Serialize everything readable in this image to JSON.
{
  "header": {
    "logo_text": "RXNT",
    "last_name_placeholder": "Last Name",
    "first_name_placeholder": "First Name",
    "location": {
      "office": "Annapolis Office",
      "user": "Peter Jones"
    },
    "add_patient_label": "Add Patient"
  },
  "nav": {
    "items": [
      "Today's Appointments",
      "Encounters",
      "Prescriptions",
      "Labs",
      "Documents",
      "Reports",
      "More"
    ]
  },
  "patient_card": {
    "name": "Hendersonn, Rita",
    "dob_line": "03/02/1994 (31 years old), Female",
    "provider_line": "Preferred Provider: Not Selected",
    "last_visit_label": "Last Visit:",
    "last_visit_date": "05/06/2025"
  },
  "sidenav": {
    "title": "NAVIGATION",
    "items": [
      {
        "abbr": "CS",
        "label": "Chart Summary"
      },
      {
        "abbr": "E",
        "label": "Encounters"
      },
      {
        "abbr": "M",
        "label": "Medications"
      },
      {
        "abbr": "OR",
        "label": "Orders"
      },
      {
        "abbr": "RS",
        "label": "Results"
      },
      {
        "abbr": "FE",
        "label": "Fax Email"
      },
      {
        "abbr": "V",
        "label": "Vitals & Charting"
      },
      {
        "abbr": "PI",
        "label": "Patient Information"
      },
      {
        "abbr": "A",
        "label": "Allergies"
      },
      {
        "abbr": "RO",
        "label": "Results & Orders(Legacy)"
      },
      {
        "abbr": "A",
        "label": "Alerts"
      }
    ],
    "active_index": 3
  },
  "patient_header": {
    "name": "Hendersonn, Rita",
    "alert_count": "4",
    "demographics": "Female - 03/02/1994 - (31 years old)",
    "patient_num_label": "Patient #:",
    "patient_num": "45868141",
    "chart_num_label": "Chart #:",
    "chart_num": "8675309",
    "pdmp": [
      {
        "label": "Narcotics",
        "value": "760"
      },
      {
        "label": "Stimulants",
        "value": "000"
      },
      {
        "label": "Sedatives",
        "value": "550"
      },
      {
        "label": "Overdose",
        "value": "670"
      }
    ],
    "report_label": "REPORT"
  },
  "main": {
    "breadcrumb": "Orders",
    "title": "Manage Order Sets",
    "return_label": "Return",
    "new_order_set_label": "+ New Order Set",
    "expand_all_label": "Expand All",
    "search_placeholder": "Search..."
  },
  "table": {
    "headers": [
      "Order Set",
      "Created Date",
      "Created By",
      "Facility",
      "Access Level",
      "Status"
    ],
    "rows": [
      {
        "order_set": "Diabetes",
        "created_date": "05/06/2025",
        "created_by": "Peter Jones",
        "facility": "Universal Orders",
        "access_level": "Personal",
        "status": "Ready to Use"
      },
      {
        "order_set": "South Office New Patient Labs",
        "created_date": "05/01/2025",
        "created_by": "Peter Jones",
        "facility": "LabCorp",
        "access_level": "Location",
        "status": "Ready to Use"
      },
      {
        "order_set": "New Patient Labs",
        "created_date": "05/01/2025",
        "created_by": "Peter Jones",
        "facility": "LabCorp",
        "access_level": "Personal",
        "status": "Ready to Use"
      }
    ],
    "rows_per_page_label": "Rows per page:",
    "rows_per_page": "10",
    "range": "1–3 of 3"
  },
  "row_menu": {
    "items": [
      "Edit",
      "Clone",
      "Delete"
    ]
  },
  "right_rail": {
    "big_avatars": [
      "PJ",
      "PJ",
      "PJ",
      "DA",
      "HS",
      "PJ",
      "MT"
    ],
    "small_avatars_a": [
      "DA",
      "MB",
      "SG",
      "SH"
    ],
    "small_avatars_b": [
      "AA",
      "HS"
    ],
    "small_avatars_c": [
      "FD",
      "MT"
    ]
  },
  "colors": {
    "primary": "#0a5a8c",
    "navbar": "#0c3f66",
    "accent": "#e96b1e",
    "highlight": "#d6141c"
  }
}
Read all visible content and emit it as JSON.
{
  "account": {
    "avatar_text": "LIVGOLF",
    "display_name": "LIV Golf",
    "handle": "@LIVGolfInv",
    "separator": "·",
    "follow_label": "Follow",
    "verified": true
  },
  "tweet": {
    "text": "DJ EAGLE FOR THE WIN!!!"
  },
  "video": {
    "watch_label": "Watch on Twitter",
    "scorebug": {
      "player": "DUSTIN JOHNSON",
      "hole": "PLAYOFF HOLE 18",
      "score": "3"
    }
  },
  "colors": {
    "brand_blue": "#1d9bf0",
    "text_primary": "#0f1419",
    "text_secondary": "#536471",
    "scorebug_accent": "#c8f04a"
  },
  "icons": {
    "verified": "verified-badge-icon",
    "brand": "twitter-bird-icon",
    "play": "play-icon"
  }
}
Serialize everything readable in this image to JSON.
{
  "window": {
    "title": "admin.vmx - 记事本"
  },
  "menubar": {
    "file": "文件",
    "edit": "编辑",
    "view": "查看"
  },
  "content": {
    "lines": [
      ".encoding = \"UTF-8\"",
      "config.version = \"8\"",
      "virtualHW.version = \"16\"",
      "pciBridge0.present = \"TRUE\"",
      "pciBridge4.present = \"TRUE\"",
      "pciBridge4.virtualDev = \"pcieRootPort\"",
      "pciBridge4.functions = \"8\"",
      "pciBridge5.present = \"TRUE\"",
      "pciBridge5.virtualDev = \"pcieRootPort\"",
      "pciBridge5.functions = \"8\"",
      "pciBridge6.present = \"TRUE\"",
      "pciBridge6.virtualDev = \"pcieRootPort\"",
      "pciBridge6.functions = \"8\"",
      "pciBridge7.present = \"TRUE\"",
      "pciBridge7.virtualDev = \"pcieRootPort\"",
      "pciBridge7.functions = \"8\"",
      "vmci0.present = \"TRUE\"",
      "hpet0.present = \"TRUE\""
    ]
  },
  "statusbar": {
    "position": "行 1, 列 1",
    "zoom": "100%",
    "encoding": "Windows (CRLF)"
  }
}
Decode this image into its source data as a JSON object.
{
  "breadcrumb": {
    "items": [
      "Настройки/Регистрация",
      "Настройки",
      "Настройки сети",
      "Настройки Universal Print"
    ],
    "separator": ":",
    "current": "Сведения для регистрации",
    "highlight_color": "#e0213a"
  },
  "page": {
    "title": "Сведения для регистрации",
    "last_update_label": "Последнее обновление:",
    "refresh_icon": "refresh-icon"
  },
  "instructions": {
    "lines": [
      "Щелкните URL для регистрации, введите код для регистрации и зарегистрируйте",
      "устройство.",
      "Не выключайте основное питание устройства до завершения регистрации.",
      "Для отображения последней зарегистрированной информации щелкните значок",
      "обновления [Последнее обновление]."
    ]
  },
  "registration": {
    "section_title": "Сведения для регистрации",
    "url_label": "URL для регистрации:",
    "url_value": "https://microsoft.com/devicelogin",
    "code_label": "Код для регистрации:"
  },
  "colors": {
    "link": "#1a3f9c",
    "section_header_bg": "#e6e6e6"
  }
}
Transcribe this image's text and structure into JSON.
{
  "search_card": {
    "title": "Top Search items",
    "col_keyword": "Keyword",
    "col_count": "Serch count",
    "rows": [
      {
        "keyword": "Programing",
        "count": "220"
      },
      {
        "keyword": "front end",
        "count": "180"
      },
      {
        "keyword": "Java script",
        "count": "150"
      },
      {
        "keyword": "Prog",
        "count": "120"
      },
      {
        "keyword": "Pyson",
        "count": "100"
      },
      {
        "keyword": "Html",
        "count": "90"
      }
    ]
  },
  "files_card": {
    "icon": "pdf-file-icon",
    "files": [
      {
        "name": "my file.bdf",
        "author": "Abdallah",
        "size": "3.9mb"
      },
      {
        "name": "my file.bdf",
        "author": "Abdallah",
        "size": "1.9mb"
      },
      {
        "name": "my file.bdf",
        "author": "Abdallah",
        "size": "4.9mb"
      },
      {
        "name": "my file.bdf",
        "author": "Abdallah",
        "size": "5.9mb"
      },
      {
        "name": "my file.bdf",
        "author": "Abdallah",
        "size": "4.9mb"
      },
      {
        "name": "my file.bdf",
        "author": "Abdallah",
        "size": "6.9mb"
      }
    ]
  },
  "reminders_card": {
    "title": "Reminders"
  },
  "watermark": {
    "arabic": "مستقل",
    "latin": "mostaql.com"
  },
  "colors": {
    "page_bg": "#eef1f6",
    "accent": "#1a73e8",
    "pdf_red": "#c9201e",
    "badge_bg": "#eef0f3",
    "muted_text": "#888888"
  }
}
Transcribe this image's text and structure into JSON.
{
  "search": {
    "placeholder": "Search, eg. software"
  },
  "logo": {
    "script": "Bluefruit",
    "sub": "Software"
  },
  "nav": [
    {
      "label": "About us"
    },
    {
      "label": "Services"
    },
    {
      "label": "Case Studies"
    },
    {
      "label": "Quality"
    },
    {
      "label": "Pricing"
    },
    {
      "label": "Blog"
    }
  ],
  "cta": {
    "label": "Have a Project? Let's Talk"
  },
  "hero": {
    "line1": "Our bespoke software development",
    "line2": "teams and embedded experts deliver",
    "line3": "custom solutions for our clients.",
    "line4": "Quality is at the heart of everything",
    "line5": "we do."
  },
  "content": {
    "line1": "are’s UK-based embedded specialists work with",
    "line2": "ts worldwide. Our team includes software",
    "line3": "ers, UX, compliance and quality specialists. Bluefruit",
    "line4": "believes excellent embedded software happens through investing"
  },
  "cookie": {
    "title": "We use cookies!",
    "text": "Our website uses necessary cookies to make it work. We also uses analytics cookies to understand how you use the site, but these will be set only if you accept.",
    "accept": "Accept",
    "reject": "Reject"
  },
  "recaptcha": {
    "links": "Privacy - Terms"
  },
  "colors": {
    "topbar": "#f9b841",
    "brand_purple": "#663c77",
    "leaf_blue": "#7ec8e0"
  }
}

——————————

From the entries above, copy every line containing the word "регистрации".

### TASK SOLUTION
    "current": "Сведения для регистрации",
    "title": "Сведения для регистрации",
      "Щелкните URL для регистрации, введите код для регистрации и зарегистрируйте",
      "Не выключайте основное питание устройства до завершения регистрации.",
    "section_title": "Сведения для регистрации",
    "url_label": "URL для регистрации:",
    "code_label": "Код для регистрации:"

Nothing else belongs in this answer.